NASA has announced it will return humans to the lunar surface in 2024 and have a sustainable presence on the moon in 2028.

Masten Space Systems is doing its part to achieve that goal. The Mojave company has been tasked by NASA to develop a lunar lander that can bring supplies to the moon’s surface.

Chief Executive Sean Mahoney said the company has worked on its lander technology ever since Masten won the Northrop Grumman Lunar Lander Challenge X Prize in 2009.

“It may seem like this moon stuff is coming out of nowhere but no, it has been there the whole time,” Mahoney said. “It has just been building up to when the right things aligned to make lunar delivery real.
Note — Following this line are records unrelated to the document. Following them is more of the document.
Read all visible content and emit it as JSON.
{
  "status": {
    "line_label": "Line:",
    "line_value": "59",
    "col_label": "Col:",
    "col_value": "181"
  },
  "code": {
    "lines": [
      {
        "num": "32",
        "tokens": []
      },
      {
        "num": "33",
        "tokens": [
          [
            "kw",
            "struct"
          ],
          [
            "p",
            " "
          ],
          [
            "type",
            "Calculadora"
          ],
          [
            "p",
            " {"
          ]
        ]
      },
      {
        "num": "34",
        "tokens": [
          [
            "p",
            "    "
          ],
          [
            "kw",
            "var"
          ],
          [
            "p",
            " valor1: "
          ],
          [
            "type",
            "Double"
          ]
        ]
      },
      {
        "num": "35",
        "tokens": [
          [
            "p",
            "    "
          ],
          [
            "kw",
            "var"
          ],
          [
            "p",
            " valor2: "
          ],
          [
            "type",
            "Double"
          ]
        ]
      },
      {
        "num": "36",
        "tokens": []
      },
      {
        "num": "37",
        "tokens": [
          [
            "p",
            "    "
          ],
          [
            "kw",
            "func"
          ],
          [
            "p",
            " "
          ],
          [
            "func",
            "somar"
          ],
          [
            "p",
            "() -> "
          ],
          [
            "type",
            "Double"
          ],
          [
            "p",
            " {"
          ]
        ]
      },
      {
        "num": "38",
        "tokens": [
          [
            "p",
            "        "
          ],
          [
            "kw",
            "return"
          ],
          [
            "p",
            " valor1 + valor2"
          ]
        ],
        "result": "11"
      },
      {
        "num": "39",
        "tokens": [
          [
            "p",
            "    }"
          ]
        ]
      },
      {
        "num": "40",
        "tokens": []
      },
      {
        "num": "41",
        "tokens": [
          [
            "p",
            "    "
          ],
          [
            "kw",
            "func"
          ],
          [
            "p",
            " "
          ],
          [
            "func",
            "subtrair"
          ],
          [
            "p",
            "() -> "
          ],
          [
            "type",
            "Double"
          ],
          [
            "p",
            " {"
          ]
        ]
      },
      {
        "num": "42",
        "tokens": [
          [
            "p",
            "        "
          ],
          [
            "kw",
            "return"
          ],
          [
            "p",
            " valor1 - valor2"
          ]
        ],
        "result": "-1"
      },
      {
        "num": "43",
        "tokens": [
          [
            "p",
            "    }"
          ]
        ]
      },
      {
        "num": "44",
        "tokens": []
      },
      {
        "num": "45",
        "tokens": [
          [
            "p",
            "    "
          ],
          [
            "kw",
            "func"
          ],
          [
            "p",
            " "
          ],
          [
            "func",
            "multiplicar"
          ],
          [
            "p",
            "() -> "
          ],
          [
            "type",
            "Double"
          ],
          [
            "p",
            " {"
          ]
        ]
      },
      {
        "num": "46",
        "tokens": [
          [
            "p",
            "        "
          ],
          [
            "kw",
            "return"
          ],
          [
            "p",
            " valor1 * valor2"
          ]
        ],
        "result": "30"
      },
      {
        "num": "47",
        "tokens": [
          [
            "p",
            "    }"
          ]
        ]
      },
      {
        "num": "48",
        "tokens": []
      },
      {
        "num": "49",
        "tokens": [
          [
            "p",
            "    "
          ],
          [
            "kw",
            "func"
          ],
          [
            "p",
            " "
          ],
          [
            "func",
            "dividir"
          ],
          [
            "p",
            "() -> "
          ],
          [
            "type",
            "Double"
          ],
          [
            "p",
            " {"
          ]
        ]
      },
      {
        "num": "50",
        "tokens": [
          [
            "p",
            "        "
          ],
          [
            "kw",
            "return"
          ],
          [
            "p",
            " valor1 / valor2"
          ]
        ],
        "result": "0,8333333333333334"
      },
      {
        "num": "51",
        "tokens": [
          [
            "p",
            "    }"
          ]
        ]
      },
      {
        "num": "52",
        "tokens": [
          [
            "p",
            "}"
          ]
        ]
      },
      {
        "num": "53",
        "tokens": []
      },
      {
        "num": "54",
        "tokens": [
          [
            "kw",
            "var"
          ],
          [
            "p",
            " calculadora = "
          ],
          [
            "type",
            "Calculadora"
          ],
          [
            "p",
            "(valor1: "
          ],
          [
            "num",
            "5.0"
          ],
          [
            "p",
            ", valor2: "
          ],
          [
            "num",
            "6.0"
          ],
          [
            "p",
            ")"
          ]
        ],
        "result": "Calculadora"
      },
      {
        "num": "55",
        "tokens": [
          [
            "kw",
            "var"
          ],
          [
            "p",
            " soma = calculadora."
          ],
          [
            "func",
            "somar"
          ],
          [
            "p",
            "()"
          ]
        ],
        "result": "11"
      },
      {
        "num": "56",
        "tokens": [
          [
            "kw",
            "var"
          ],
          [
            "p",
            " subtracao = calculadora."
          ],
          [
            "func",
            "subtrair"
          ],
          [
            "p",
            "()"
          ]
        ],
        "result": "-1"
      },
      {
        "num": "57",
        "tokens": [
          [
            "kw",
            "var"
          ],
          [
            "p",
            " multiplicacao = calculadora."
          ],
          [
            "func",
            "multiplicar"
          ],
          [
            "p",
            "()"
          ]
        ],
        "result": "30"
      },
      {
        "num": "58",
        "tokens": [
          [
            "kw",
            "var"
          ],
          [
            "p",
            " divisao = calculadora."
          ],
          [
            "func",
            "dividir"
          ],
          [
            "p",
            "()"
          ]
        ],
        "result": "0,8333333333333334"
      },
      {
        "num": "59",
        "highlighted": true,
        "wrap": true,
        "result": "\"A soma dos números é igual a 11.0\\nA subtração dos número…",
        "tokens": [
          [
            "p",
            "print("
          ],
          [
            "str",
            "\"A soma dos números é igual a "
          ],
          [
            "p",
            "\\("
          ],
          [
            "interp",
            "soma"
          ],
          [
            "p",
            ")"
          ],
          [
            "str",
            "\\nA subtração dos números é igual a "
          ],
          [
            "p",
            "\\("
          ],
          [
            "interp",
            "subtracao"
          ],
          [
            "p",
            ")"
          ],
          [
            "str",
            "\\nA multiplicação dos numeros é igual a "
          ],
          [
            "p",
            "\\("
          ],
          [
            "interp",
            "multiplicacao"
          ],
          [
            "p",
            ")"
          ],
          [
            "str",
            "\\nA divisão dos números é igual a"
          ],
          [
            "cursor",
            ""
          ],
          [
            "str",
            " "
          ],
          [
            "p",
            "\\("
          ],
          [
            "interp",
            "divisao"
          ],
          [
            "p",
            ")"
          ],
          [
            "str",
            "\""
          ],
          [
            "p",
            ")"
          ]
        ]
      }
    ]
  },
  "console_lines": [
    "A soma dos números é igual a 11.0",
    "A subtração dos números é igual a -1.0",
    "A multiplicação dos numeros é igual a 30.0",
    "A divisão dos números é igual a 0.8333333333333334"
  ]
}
That is where we are now.”

Masten joins two San Fernando Valley companies that are also in the moon business.

Aerojet Rocketdyne, in Chatsworth, is providing the rocket engines for the Space Launch System that will take humans to the moon. TransAstra Corp., in Lakeview Terrace in the east Valley, received this spring funding from NASA’s Innovative Advanced Concepts to study how to build an affordable lunar polar mining outpost.

Masten is one of nine companies picked by NASA as part of the Commercial Lunar Payload Services project. These companies are eligible to receive contracts with a total maximum value of $2.6 billion during the next 10 years for delivering science and technology payloads for NASA to the moon’s surface. Also, the company was chosen in 2014 as one of three business partners in the Lunar Cargo Transportation and Landing by Soft Touchdown, or CATALYST, initiative.

The CATALYST program has resulted in Masten building the XL-1, a lunar lander capable of carrying up to 100 kilograms to the moon. Follow-up projects include the XL-2 and Xeus, a heavy lift space vehicle.

The commonality between the three craft is developing the technology and systems so that there are no dead ends, Mahoney said.

“We don’t want to go down a path and then have to throw it all out and do something completely different when someone says we need to carry more mass,” he added.

Masten is funded primarily through its relationships with NASA and the Defense Advanced Research Projects Agency. Funding mechanisms include Small Business Innovation Research grants from DARPA in 2014, along with Boeing Co. and Northrop Grumman Corp., to study development of a space plane to take small satellites into low-earth orbit. Boeing eventually got the contract.

Funding also came from company founder and Chief Technology Officer Dave Masten and another investor who have put in money, Mahoney said.

“There has been a decent amount of equity that has gone into the company but even more so from the customers,” he added.